AIM OF THE TASK: In the records below, find each line with "gleby" and copy it.

(Items from an interface collection)
BEGIN
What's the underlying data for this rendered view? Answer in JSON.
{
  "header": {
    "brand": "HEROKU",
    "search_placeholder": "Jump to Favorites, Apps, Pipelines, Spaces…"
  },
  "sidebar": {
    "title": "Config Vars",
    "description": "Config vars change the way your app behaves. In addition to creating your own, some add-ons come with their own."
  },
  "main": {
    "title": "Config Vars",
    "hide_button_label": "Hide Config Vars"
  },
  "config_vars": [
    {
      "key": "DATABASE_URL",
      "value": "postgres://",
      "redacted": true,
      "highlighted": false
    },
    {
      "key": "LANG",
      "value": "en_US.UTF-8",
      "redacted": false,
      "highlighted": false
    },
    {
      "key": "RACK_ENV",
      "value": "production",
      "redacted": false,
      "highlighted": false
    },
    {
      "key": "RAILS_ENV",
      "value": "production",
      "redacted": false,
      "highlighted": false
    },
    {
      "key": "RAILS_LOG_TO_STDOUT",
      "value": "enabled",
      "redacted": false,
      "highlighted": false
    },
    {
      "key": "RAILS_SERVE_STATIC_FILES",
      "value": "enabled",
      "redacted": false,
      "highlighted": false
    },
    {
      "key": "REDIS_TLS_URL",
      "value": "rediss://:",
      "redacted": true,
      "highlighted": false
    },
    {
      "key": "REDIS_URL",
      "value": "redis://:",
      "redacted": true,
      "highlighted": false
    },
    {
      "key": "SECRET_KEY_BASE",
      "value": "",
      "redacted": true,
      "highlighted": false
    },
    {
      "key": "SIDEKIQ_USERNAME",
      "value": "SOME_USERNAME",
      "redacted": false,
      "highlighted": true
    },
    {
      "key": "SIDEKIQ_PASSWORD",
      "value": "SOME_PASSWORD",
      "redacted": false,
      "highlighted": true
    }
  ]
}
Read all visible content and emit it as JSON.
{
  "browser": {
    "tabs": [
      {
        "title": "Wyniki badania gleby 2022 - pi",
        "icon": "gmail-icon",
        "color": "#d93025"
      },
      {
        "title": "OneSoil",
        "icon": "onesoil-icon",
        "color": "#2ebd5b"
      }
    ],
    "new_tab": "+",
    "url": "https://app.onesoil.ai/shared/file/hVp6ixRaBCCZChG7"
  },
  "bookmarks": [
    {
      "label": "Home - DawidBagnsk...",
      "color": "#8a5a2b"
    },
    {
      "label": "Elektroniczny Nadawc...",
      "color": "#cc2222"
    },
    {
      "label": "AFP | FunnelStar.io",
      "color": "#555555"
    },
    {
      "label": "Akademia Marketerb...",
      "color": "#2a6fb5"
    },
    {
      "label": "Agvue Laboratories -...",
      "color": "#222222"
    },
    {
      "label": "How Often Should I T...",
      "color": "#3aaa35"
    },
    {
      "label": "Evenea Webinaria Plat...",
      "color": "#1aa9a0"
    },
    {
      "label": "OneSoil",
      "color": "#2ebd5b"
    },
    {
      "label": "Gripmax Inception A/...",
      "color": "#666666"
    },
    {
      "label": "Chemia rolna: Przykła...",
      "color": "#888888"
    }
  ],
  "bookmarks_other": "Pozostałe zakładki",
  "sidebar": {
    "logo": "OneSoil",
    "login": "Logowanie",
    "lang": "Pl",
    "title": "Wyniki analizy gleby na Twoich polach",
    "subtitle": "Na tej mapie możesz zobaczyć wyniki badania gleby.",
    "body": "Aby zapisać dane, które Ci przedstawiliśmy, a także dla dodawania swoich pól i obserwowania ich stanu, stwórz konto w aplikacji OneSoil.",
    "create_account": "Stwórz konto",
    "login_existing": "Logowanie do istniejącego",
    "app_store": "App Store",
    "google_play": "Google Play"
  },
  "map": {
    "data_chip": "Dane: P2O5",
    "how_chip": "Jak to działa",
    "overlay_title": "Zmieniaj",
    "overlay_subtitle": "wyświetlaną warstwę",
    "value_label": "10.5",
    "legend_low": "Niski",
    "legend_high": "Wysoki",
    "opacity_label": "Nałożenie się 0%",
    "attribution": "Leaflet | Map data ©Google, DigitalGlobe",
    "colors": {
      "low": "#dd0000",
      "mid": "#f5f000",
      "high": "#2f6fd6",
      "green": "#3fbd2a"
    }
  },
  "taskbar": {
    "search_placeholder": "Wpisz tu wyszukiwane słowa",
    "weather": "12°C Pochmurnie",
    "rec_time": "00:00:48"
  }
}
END
WORKED SOLUTION:
        "title": "Wyniki badania gleby 2022 - pi",
    "title": "Wyniki analizy gleby na Twoich polach",
    "subtitle": "Na tej mapie możesz zobaczyć wyniki badania gleby.",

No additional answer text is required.